--- PROBLEM TO SOLVE ---
Here you must reproduce each line of the data exactly.

--- INPUT ---

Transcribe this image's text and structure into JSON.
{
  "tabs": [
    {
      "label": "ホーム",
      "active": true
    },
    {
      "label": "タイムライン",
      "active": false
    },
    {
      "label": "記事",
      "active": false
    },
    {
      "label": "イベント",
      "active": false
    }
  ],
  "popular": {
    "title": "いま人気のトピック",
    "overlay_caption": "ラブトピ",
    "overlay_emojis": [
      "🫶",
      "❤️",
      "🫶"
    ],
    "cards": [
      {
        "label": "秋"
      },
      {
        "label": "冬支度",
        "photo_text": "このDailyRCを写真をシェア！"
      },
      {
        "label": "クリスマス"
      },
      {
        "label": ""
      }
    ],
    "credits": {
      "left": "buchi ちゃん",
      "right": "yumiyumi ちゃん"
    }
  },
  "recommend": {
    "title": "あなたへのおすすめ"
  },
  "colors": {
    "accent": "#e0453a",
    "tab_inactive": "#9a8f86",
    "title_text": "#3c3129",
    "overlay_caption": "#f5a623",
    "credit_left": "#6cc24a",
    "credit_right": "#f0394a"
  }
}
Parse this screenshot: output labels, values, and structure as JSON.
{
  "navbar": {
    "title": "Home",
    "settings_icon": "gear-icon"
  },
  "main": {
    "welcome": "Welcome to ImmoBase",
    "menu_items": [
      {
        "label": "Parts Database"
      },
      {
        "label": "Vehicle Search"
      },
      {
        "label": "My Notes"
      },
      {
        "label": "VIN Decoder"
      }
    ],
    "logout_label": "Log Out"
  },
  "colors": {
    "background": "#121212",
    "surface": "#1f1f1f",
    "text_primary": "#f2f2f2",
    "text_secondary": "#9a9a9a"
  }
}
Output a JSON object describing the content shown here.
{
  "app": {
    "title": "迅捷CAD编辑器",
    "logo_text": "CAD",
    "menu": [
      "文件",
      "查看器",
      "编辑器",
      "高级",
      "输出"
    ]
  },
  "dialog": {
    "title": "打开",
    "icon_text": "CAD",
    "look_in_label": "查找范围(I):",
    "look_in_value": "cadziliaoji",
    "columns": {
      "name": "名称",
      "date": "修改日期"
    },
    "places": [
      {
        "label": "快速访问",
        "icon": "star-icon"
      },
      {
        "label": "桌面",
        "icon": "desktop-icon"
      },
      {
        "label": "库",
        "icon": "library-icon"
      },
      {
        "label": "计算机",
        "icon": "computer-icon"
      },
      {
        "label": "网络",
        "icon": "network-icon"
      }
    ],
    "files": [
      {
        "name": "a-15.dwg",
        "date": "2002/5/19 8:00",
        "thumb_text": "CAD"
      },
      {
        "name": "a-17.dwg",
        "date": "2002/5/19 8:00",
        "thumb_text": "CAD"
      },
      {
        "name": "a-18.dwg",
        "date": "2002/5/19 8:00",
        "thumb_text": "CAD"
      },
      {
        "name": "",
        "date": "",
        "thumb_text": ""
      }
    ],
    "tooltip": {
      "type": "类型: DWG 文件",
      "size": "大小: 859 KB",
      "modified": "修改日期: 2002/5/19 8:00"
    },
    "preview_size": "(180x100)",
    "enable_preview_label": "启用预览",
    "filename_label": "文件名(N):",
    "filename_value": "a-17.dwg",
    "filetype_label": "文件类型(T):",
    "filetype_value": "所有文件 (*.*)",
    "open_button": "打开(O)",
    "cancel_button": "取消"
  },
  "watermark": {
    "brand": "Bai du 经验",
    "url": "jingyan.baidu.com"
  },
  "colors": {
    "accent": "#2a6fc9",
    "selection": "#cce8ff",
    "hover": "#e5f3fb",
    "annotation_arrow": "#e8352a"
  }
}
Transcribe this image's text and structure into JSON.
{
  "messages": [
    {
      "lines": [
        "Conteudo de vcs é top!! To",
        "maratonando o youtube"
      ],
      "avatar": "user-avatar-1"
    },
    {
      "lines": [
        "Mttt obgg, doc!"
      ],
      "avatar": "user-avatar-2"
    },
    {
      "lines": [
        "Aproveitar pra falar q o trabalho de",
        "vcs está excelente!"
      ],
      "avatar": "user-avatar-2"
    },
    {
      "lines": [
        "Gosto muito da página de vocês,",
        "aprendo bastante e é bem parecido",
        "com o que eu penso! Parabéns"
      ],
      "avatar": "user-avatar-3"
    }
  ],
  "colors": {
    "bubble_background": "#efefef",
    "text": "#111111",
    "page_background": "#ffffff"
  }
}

--- ANSWER SECTION ---
Transcribe this image's text and structure into JSON.
{
  "tabs": [
    {
      "label": "ホーム",
      "active": true
    },
    {
      "label": "タイムライン",
      "active": false
    },
    {
      "label": "記事",
      "active": false
    },
    {
      "label": "イベント",
      "active": false
    }
  ],
  "popular": {
    "title": "いま人気のトピック",
    "overlay_caption": "ラブトピ",
    "overlay_emojis": [
      "🫶",
      "❤️",
      "🫶"
    ],
    "cards": [
      {
        "label": "秋"
      },
      {
        "label": "冬支度",
        "photo_text": "このDailyRCを写真をシェア！"
      },
      {
        "label": "クリスマス"
      },
      {
        "label": ""
      }
    ],
    "credits": {
      "left": "buchi ちゃん",
      "right": "yumiyumi ちゃん"
    }
  },
  "recommend": {
    "title": "あなたへのおすすめ"
  },
  "colors": {
    "accent": "#e0453a",
    "tab_inactive": "#9a8f86",
    "title_text": "#3c3129",
    "overlay_caption": "#f5a623",
    "credit_left": "#6cc24a",
    "credit_right": "#f0394a"
  }
}
Parse this screenshot: output labels, values, and structure as JSON.
{
  "navbar": {
    "title": "Home",
    "settings_icon": "gear-icon"
  },
  "main": {
    "welcome": "Welcome to ImmoBase",
    "menu_items": [
      {
        "label": "Parts Database"
      },
      {
        "label": "Vehicle Search"
      },
      {
        "label": "My Notes"
      },
      {
        "label": "VIN Decoder"
      }
    ],
    "logout_label": "Log Out"
  },
  "colors": {
    "background": "#121212",
    "surface": "#1f1f1f",
    "text_primary": "#f2f2f2",
    "text_secondary": "#9a9a9a"
  }
}
Output a JSON object describing the content shown here.
{
  "app": {
    "title": "迅捷CAD编辑器",
    "logo_text": "CAD",
    "menu": [
      "文件",
      "查看器",
      "编辑器",
      "高级",
      "输出"
    ]
  },
  "dialog": {
    "title": "打开",
    "icon_text": "CAD",
    "look_in_label": "查找范围(I):",
    "look_in_value": "cadziliaoji",
    "columns": {
      "name": "名称",
      "date": "修改日期"
    },
    "places": [
      {
        "label": "快速访问",
        "icon": "star-icon"
      },
      {
        "label": "桌面",
        "icon": "desktop-icon"
      },
      {
        "label": "库",
        "icon": "library-icon"
      },
      {
        "label": "计算机",
        "icon": "computer-icon"
      },
      {
        "label": "网络",
        "icon": "network-icon"
      }
    ],
    "files": [
      {
        "name": "a-15.dwg",
        "date": "2002/5/19 8:00",
        "thumb_text": "CAD"
      },
      {
        "name": "a-17.dwg",
        "date": "2002/5/19 8:00",
        "thumb_text": "CAD"
      },
      {
        "name": "a-18.dwg",
        "date": "2002/5/19 8:00",
        "thumb_text": "CAD"
      },
      {
        "name": "",
        "date": "",
        "thumb_text": ""
      }
    ],
    "tooltip": {
      "type": "类型: DWG 文件",
      "size": "大小: 859 KB",
      "modified": "修改日期: 2002/5/19 8:00"
    },
    "preview_size": "(180x100)",
    "enable_preview_label": "启用预览",
    "filename_label": "文件名(N):",
    "filename_value": "a-17.dwg",
    "filetype_label": "文件类型(T):",
    "filetype_value": "所有文件 (*.*)",
    "open_button": "打开(O)",
    "cancel_button": "取消"
  },
  "watermark": {
    "brand": "Bai du 经验",
    "url": "jingyan.baidu.com"
  },
  "colors": {
    "accent": "#2a6fc9",
    "selection": "#cce8ff",
    "hover": "#e5f3fb",
    "annotation_arrow": "#e8352a"
  }
}
Transcribe this image's text and structure into JSON.
{
  "messages": [
    {
      "lines": [
        "Conteudo de vcs é top!! To",
        "maratonando o youtube"
      ],
      "avatar": "user-avatar-1"
    },
    {
      "lines": [
        "Mttt obgg, doc!"
      ],
      "avatar": "user-avatar-2"
    },
    {
      "lines": [
        "Aproveitar pra falar q o trabalho de",
        "vcs está excelente!"
      ],
      "avatar": "user-avatar-2"
    },
    {
      "lines": [
        "Gosto muito da página de vocês,",
        "aprendo bastante e é bem parecido",
        "com o que eu penso! Parabéns"
      ],
      "avatar": "user-avatar-3"
    }
  ],
  "colors": {
    "bubble_background": "#efefef",
    "text": "#111111",
    "page_background": "#ffffff"
  }
}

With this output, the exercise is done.